Fawzi stressed that although the Bonn meeting is being held under the auspices of the United Nations, the world organization will not be calling the shots. "We are not forming a government for the people of Afghanistan," he said. "They are forming the government for the people."

Fawzi called the meeting a "golden opportunity" for Afghanistan, after nearly 23 years of war, to capitalize on the international attention focused on the nation since the Sept. 11 terror attacks in New York and Washington. The international community has promised a huge aid package as well as political support, both of which are considered vital to the rebuilding of the country.

"Without peace there will be no development, and without peace there will be no investment," said Fawzi.

While a final agenda for the meeting has not been set, security was also expected to be a major issue in discussions. The Northern Alliance has been reluctant to accept the presence of multi-national forces in Afghanistan once the war is over.

Mostapha Zahir Shah, the king's grandson and a delegate in the Rome group, said it will be difficult to reach consensus on any of the issues. However, he said he was coming to Bonn with an open mind and an open heart.

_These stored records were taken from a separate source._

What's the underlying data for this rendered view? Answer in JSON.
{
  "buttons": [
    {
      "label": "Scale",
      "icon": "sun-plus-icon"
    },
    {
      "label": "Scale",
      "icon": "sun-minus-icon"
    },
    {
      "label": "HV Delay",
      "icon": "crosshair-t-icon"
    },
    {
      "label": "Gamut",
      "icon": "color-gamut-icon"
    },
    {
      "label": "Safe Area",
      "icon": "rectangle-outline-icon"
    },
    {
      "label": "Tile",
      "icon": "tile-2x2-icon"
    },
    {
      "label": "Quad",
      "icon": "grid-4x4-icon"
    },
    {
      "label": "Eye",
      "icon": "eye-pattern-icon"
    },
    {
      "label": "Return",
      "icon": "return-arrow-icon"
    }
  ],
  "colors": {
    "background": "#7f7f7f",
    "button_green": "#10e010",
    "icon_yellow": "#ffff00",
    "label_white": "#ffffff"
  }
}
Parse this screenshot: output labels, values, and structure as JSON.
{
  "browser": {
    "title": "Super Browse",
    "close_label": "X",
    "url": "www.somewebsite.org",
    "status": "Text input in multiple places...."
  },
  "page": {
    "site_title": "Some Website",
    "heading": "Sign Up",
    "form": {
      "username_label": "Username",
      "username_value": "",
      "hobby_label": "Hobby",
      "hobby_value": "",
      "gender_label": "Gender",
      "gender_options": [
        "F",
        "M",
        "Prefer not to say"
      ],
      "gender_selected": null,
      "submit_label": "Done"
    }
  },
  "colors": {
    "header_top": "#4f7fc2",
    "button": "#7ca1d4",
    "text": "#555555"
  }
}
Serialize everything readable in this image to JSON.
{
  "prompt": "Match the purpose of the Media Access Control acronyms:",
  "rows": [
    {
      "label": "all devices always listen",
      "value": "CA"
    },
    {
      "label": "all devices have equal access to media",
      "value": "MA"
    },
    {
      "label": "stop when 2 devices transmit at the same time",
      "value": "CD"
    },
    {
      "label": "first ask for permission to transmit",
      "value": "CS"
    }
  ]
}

"After 23 years of war, you can’t solve everything in a week, but I’m quite hopeful overall," he said. "Just getting all these people to sit down together is already quite an achievement."

The meeting comes after weeks of intensive international efforts led by the United States to bring together the various parties for a discussion about Afghanistan's future. The meeting had originally been scheduled for Monday, but was delayed a day to allow more time for participants to prepare.